He was better known around a few high-limit rooms of the Las Vegas Strip, including at Mandalay Bay and the Wynn Las Vegas. In May, Mr. Paddock invited his brother Eric and his nephew, who is in his 20s, to a weekend at Wynn, where he had achieved “Chairman’s Club” status, his brother said. They feasted on expensive sushi and saw a show. Mr. Paddock said his brother had seen it so many times that he noticed that one of the performers was an alternate.
In 2012, Mr. Paddock sued the owner of The Cosmopolitan of Las Vegas, a resort and casino on the Strip, for negligence, saying that he “slipped and fell on an obstruction on the floor” while he was a customer there in 2011, resulting in $30,600 in medical expenses.
The owner of The Cosmopolitan disputed many of Mr. Paddock’s allegations, and a judge dismissed the lawsuit in 2014, according to court records.
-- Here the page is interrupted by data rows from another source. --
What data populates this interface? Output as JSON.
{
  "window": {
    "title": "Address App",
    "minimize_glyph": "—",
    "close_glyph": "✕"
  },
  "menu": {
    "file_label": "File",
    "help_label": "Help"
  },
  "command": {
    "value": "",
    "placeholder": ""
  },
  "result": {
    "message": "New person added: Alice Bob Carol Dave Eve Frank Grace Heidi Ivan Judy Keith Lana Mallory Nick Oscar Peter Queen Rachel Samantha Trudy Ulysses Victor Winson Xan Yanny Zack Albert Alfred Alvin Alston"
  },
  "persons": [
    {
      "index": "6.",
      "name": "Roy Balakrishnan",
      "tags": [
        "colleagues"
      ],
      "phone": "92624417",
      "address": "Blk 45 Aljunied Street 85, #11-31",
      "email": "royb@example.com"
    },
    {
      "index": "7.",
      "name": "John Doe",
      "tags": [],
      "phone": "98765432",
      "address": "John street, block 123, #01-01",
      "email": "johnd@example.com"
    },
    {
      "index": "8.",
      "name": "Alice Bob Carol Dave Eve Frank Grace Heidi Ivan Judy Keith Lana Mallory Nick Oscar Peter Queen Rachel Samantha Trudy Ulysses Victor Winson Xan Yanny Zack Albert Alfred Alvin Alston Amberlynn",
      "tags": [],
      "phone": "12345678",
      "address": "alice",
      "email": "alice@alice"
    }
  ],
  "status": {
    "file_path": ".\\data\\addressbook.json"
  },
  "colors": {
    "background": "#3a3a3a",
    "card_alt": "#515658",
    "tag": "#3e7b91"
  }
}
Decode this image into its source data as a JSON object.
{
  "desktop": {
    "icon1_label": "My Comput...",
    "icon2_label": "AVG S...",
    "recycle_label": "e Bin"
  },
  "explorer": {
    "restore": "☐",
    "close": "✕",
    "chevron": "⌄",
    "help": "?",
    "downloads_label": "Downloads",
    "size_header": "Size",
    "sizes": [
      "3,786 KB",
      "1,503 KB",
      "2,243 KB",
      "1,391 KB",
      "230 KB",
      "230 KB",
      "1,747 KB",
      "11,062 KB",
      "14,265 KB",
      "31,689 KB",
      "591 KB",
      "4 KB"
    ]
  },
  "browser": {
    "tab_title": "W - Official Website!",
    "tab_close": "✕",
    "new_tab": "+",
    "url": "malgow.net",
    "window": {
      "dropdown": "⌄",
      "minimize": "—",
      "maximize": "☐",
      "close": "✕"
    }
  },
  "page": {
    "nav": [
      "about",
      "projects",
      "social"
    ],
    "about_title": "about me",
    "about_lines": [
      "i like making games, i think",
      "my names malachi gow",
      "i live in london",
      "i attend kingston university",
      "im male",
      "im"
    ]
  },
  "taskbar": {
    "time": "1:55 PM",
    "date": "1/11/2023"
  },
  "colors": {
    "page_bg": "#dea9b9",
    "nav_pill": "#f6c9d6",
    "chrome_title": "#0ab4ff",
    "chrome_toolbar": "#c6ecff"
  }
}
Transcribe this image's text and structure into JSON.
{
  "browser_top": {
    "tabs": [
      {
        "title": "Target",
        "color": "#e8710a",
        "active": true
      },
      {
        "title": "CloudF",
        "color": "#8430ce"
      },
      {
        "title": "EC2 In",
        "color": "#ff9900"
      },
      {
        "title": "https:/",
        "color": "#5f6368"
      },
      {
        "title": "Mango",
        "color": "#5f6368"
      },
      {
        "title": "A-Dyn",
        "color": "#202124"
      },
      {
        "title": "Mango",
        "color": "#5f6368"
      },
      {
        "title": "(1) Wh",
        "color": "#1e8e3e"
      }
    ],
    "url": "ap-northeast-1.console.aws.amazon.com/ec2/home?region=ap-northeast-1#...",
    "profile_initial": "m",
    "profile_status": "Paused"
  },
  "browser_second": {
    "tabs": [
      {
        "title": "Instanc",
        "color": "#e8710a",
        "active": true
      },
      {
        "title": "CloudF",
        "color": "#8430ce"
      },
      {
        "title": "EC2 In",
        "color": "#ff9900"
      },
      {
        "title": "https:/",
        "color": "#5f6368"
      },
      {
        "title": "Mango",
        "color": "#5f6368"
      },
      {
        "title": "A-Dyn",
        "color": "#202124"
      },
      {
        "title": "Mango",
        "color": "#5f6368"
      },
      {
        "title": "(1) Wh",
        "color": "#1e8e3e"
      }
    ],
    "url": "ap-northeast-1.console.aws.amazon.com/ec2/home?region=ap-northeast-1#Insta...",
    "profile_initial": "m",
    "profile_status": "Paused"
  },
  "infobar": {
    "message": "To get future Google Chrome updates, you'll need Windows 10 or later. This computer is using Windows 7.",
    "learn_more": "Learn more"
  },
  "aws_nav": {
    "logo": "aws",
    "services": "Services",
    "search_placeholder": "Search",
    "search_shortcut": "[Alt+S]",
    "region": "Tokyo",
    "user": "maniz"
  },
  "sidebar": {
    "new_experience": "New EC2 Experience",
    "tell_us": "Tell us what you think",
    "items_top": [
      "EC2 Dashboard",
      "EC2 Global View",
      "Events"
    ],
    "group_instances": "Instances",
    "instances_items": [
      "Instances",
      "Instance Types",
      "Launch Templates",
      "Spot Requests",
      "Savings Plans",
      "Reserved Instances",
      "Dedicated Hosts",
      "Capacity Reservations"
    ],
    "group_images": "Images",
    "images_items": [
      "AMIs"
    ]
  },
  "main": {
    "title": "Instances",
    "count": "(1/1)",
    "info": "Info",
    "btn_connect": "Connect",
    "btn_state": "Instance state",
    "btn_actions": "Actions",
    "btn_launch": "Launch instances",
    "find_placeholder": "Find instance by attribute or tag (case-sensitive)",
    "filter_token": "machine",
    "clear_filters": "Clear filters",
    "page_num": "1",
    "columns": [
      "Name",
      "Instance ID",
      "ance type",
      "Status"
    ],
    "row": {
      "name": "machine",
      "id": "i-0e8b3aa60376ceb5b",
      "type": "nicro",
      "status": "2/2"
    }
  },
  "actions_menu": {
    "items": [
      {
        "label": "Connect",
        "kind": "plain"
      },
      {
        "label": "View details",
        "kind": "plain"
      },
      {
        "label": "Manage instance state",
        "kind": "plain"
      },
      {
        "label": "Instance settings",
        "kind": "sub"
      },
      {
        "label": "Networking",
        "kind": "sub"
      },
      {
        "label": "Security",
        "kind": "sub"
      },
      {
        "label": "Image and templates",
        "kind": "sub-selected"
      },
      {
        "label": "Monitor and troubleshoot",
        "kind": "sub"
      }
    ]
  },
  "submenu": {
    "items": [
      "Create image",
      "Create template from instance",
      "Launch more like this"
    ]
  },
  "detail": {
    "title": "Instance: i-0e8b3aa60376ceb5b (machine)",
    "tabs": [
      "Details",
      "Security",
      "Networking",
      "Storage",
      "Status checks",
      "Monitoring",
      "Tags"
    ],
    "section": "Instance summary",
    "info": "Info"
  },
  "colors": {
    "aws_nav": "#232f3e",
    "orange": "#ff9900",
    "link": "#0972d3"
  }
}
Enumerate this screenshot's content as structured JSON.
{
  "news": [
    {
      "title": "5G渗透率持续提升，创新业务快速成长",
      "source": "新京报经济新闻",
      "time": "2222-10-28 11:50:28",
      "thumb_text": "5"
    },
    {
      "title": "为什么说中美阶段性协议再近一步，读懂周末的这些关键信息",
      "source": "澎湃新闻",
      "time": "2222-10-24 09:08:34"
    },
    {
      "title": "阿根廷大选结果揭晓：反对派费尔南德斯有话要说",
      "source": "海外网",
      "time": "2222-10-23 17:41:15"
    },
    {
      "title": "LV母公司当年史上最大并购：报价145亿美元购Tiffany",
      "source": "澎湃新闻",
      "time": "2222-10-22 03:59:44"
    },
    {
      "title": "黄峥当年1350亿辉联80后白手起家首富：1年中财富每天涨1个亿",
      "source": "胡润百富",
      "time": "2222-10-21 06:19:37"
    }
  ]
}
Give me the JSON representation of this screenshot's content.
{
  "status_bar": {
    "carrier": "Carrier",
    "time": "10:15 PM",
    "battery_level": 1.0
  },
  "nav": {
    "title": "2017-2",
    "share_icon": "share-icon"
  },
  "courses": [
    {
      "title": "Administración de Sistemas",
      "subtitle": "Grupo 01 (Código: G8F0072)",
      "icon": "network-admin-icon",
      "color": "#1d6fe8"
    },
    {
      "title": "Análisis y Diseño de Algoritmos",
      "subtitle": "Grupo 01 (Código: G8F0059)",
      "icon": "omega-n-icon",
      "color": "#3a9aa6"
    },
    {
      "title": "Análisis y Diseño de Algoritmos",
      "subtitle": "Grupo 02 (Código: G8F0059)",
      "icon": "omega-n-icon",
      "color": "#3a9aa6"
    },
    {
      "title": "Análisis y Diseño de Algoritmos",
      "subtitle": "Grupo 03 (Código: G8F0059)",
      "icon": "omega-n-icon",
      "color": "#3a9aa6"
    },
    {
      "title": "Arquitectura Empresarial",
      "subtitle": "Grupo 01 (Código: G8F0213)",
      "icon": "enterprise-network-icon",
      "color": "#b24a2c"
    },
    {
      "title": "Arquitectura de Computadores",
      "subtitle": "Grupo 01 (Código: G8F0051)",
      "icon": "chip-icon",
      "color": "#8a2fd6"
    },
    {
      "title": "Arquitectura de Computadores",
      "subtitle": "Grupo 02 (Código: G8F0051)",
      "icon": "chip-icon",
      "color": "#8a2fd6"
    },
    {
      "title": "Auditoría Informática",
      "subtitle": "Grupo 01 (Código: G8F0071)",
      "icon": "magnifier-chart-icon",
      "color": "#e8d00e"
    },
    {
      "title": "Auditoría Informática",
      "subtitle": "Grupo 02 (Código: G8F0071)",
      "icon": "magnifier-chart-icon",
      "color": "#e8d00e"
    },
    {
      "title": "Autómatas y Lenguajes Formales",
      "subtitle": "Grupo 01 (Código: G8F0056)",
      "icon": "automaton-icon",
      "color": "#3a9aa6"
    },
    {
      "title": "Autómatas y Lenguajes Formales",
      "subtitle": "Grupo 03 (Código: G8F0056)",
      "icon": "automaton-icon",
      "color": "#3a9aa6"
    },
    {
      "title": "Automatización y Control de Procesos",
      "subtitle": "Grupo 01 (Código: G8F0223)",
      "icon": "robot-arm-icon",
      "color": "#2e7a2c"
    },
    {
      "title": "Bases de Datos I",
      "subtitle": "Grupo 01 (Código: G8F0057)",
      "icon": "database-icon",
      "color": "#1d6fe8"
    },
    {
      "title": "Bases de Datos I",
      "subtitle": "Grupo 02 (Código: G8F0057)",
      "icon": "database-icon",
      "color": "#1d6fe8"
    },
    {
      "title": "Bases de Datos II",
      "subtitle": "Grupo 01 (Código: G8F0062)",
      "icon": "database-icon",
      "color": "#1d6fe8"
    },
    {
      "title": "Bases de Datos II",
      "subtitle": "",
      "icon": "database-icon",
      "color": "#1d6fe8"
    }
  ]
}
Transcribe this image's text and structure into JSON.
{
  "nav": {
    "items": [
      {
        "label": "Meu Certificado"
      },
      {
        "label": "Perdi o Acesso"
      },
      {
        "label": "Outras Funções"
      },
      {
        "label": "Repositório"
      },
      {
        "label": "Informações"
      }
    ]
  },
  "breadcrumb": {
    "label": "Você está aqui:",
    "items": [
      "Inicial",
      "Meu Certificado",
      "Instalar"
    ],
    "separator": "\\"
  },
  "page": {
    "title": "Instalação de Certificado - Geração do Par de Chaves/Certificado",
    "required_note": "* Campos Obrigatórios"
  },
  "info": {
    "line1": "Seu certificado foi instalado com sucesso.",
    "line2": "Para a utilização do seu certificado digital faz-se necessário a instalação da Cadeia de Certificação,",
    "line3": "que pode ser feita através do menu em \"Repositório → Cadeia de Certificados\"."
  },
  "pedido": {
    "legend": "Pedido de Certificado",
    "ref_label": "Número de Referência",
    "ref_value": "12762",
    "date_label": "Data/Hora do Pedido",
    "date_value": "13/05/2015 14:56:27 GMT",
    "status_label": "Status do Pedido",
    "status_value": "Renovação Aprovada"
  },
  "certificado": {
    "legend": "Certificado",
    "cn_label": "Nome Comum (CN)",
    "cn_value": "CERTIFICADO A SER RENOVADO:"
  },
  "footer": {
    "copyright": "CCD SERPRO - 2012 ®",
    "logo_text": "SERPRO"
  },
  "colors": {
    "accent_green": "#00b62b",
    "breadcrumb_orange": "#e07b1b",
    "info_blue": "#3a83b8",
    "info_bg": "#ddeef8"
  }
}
Mr. Paddock also had a home in Reno, where he played at the Atlantis. There he met Marilou Danley, his girlfriend, when she worked enlisting gamblers to sign up for frequent-customer cards, before she became a high-limit slot hostess, said Mr. Weinreich.
Mr. Weinreich noted that Mr. Paddock was generally hard to discern. “He was pretty statuesque in that he was stoic and stern,” he said.
Mr. Paddock gambled as he lived, his brother said — methodically, always weighing the odds. He was cautious and liked to plan ahead, Eric Paddock said, and didn’t like leaving things to chance. He always carried two cellphones, each with a different carrier, in case one network was down.
Mr. Paddock was in the high-limit room at Mandalay Bay last Thursday night, playing a machine that allowed him to bet $100 with each deal of the virtual cards. Nearby, another customer hit a big hand and rose excitedly from his chair. He recalled how his enthusiasm caused Mr. Paddock to pause and turn.
“What’d you hit?” Mr. Paddock asked.
“A royal flush,” the man said.
“Good job,” Mr. Paddock replied. And he went back to playing.
Reporting was contributed by Adam Goldman in New York, John Eligon and Mitch Smith in Las Vegas, and Julie Turkewitz and Thomas Fuller in Mesquite, Nev.